What you will do: Whenever a line in the material below includes "this", copy that line.

Provided information:

════

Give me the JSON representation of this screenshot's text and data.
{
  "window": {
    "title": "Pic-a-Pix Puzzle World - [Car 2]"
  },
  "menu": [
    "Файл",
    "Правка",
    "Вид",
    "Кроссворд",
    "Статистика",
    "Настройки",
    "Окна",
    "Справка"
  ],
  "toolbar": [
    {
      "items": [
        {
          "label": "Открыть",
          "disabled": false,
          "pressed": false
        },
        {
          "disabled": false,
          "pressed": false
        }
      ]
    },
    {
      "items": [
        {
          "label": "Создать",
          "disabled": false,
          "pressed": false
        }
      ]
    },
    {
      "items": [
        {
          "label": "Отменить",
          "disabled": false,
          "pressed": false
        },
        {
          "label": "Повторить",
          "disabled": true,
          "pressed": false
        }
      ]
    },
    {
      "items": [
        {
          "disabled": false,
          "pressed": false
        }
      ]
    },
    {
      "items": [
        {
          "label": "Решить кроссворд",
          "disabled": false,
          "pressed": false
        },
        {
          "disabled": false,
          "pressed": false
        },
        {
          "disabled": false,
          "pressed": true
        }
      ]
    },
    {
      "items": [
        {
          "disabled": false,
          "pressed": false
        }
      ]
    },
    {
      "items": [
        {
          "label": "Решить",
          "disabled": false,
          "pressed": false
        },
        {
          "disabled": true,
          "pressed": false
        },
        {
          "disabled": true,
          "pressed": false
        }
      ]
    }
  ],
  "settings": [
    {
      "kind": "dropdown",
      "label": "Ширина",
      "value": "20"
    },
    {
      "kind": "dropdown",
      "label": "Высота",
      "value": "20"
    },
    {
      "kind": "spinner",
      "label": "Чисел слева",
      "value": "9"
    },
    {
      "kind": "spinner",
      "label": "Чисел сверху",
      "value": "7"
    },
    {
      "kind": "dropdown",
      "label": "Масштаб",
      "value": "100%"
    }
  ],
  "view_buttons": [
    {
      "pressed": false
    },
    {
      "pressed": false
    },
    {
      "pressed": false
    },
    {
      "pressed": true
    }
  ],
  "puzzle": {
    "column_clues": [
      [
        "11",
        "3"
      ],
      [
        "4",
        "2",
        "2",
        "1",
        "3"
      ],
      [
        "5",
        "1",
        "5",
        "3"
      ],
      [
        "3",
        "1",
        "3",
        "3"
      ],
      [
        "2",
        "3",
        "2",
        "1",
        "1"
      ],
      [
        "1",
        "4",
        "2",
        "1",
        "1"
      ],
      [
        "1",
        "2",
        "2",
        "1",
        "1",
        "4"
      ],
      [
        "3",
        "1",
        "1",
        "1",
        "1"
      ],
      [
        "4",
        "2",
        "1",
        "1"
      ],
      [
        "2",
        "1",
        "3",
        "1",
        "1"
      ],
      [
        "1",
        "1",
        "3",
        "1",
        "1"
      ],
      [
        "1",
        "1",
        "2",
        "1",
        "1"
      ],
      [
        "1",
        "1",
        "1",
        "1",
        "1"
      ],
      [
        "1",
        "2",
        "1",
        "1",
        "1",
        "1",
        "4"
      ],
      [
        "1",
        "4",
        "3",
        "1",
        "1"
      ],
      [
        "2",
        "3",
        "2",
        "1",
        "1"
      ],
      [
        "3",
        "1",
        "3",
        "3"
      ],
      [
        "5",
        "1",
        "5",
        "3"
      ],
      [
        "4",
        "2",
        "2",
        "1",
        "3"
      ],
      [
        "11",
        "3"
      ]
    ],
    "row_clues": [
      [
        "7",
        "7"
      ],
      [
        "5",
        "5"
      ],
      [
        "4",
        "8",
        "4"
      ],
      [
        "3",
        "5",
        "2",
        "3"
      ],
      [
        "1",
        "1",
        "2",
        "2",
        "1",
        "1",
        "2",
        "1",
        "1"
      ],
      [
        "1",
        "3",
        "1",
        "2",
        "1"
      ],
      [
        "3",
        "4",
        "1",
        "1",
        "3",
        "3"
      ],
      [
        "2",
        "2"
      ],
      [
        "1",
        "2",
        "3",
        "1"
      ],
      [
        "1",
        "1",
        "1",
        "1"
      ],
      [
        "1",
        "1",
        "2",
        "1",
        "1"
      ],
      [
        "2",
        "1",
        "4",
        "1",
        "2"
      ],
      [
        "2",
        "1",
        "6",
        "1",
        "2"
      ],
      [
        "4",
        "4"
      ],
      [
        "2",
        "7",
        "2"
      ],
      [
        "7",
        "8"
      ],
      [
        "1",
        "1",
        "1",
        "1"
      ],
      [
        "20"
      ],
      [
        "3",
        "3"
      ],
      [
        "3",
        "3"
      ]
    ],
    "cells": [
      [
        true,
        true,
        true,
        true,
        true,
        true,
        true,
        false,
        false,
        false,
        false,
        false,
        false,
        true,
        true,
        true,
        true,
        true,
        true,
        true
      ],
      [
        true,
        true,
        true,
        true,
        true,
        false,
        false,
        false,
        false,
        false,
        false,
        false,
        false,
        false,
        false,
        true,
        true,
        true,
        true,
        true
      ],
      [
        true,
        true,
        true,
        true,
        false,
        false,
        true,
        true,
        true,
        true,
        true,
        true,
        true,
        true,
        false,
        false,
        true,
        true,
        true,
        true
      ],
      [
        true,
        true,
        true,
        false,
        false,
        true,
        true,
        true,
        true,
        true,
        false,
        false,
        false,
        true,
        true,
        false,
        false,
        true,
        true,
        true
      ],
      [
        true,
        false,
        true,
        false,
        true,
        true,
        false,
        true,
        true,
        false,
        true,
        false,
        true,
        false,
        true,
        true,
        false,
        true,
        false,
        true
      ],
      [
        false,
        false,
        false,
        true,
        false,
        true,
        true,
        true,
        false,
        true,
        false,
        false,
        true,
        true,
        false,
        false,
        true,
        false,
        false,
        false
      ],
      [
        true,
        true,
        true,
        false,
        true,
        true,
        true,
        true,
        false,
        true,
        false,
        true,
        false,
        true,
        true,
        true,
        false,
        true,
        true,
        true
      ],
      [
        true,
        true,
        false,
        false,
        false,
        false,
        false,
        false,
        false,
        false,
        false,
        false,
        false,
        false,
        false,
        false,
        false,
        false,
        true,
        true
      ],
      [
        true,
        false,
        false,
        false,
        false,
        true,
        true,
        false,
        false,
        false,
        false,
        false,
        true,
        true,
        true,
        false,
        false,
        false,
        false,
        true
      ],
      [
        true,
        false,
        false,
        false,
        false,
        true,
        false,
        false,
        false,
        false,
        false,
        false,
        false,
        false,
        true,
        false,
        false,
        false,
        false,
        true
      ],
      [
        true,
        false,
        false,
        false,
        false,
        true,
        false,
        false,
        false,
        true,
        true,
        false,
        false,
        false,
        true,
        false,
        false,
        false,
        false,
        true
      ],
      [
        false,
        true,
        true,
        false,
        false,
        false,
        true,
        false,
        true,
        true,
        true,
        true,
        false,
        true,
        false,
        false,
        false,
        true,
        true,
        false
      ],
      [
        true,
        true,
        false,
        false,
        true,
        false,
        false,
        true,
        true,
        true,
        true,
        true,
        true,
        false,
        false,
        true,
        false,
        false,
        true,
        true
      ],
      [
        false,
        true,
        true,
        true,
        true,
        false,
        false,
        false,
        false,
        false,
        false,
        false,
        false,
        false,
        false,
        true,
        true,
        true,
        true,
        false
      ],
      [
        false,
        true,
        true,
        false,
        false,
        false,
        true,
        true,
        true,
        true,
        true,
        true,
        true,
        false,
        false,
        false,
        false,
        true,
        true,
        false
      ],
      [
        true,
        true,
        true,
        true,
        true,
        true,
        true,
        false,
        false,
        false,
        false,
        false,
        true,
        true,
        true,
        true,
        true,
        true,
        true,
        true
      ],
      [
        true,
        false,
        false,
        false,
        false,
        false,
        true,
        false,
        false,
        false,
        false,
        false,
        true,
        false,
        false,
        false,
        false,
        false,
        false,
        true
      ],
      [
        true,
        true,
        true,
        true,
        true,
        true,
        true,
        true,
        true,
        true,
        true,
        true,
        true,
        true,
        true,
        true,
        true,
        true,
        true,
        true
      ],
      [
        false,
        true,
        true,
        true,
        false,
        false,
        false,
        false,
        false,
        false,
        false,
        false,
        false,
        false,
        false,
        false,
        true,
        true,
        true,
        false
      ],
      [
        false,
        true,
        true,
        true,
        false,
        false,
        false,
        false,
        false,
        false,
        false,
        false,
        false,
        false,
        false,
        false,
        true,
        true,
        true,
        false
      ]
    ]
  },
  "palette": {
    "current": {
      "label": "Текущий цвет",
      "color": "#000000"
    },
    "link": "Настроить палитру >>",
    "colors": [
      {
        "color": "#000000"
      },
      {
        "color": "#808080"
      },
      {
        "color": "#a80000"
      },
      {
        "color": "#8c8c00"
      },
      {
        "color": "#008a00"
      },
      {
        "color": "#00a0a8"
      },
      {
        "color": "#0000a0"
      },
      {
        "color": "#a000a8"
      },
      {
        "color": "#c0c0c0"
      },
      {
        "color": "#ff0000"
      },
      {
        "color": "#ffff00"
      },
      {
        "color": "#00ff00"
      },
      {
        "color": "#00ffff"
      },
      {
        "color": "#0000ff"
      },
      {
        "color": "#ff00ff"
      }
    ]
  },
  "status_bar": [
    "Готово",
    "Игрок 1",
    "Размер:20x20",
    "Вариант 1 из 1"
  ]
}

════

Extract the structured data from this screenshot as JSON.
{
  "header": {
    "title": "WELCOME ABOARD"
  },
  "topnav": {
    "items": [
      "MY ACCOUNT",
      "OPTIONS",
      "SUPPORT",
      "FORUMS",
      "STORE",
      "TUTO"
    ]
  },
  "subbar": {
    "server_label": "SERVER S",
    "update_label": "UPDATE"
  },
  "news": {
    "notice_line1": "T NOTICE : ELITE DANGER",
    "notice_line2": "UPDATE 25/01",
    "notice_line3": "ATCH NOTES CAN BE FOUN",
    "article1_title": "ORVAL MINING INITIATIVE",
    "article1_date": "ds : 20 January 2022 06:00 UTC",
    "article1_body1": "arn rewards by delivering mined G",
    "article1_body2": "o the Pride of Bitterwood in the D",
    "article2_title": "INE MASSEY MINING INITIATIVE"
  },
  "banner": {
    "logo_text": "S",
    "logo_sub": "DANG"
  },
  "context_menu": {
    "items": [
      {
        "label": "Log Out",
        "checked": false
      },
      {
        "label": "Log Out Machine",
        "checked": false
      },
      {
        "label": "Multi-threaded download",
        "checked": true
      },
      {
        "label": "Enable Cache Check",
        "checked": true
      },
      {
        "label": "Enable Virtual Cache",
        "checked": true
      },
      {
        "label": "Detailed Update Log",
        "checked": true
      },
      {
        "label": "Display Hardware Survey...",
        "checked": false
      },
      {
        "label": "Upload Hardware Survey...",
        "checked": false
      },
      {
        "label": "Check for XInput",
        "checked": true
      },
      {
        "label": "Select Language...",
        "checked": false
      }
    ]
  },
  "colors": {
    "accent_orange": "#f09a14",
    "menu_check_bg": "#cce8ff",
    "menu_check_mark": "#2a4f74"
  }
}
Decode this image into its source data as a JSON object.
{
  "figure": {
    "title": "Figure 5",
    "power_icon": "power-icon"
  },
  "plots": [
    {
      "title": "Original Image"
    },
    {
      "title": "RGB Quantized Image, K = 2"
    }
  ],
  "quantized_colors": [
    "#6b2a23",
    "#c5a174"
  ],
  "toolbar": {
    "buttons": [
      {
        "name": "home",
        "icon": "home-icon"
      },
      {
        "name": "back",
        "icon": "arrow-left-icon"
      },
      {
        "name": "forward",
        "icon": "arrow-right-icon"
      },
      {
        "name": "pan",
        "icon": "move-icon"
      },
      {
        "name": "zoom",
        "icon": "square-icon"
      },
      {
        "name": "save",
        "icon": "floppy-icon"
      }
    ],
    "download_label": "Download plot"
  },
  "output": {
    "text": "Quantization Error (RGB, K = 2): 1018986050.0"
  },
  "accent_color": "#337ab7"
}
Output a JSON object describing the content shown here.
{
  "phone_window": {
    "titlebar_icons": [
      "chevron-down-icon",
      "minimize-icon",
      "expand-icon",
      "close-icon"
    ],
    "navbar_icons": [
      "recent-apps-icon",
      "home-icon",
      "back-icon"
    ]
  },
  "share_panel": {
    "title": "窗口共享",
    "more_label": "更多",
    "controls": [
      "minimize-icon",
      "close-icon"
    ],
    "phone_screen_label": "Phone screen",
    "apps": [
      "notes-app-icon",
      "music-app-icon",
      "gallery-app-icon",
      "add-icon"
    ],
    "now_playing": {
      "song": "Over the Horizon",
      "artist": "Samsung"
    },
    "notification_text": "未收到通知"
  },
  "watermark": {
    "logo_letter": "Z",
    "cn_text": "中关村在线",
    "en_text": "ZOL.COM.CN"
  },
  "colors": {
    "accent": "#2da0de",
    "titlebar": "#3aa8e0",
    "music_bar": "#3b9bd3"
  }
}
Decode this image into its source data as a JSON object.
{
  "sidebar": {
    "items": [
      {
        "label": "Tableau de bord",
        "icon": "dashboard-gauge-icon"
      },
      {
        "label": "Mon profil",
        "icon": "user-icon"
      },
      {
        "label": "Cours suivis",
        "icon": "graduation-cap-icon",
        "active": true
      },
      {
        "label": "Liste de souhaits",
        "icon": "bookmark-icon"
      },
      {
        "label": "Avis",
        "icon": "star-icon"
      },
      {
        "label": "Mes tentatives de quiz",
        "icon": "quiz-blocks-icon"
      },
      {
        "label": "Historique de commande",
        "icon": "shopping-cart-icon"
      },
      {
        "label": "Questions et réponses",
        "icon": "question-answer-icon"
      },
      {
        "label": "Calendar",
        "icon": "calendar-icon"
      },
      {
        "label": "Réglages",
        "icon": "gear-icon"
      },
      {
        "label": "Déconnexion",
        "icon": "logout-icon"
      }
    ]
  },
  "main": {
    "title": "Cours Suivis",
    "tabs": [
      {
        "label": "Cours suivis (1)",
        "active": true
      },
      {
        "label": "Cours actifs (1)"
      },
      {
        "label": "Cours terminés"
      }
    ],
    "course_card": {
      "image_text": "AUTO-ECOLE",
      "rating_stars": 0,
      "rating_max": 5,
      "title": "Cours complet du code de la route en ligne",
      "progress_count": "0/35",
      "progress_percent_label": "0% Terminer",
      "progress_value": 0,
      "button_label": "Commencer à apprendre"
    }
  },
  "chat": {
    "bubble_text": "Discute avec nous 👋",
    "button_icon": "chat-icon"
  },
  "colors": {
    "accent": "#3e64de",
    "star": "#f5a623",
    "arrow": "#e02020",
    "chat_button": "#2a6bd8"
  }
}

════

Exercise response:
Give me the JSON representation of this screenshot's text and data.
Extract the structured data from this screenshot as JSON.
Decode this image into its source data as a JSON object.
Decode this image into its source data as a JSON object.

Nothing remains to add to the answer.